|The first excerpt represents the past or something you must release, and is drawn from Prince Otto by Robert Louis Stevenson:
'The sovereign of this country is under the same roof with us,'
continued Gotthold, 'and I insist he shall be summoned. It is
needless to adduce my reasons; you are all ashamed at heart of this
The council waved like a sea. There were various outcries.
'You insult the Princess,' thundered Gondremark.
'I maintain my protest,' replied Gotthold.
At the height of this confusion the door was thrown open; an usher
announced, 'Gentlemen, the Prince!' and Otto, with his most
excellent bearing, entered the apartment. It was like oil upon the
troubled waters; every one settled instantly into his place, and
|The second excerpt represents the present or the deciding factor of the moment, and is drawn from Tanglewood Tales by Nathaniel Hawthorne:
youths and sobbing maidens to his footstool, gave them each a
poke in the ribs with his sceptre (to try whether they were in
good flesh or no), and dismissed them with a nod to his guards.
But when his eyes rested on Theseus, the king looked at him
more attentively, because his face was calm and brave.
"Young man," asked he, with his stern voice, "are you not
appalled at the certainty of being devoured by this terrible
"I have offered my life in a good cause," answered Theseus,
"and therefore I give it freely and gladly. But thou, King
Minos, art thou not thyself appalled, who, year after year,
|The third excerpt represents the future or something you must embrace, and is drawn from The Second Jungle Book by Rudyard Kipling:
was yellow-leaved the day before dripped sap when Mowgli broke
it. The mosses curled deep and warm over his feet, the young
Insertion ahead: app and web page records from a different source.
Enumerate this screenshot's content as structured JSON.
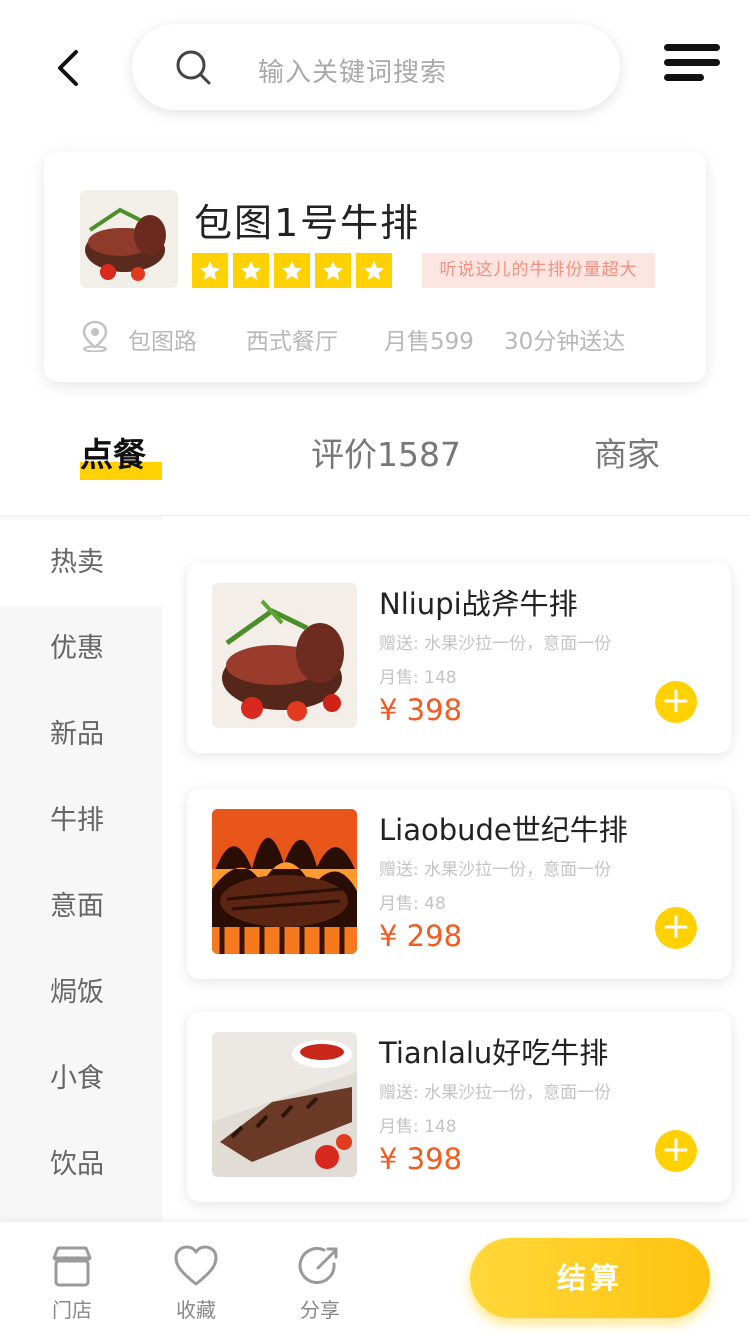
{
  "search": {
    "placeholder": "输入关键词搜索"
  },
  "shop": {
    "name": "包图1号牛排",
    "rating_stars": 5,
    "tag": "听说这儿的牛排份量超大",
    "location": "包图路",
    "category": "西式餐厅",
    "monthly_sales": "月售599",
    "delivery": "30分钟送达"
  },
  "tabs": [
    {
      "label": "点餐",
      "active": true
    },
    {
      "label": "评价1587",
      "active": false
    },
    {
      "label": "商家",
      "active": false
    }
  ],
  "sidebar": {
    "items": [
      {
        "label": "热卖",
        "active": true
      },
      {
        "label": "优惠"
      },
      {
        "label": "新品"
      },
      {
        "label": "牛排"
      },
      {
        "label": "意面"
      },
      {
        "label": "焗饭"
      },
      {
        "label": "小食"
      },
      {
        "label": "饮品"
      }
    ]
  },
  "products": [
    {
      "name": "Nliupi战斧牛排",
      "gift": "赠送: 水果沙拉一份，意面一份",
      "sold": "月售: 148",
      "price": "¥ 398"
    },
    {
      "name": "Liaobude世纪牛排",
      "gift": "赠送: 水果沙拉一份，意面一份",
      "sold": "月售: 48",
      "price": "¥ 298"
    },
    {
      "name": "Tianlalu好吃牛排",
      "gift": "赠送: 水果沙拉一份，意面一份",
      "sold": "月售: 148",
      "price": "¥ 398"
    }
  ],
  "bottom_bar": {
    "items": [
      {
        "label": "门店",
        "icon": "store-icon"
      },
      {
        "label": "收藏",
        "icon": "heart-icon"
      },
      {
        "label": "分享",
        "icon": "share-icon"
      }
    ],
    "checkout_label": "结算"
  },
  "colors": {
    "accent": "#ffd100",
    "price": "#f25b22",
    "tag_bg": "#fde6e1",
    "tag_text": "#f2907f"
  }
}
grass had no cutting edges, and all the voices of the Jungle
boomed like one deep harp-string touched by the moon--the Moon
of New Talk, who splashed her light full on rock and pool,
slipped it between trunk and creeper, and sifted it through a
million leaves. Forgetting his unhappiness, Mowgli sang aloud
with pure delight as he settled into his stride. It was more
like flying than anything else, for he had chosen the long
downward slope that leads to the Northern Marshes through the
heart of the main Jungle, where the springy ground deadened the
The Second Jungle Book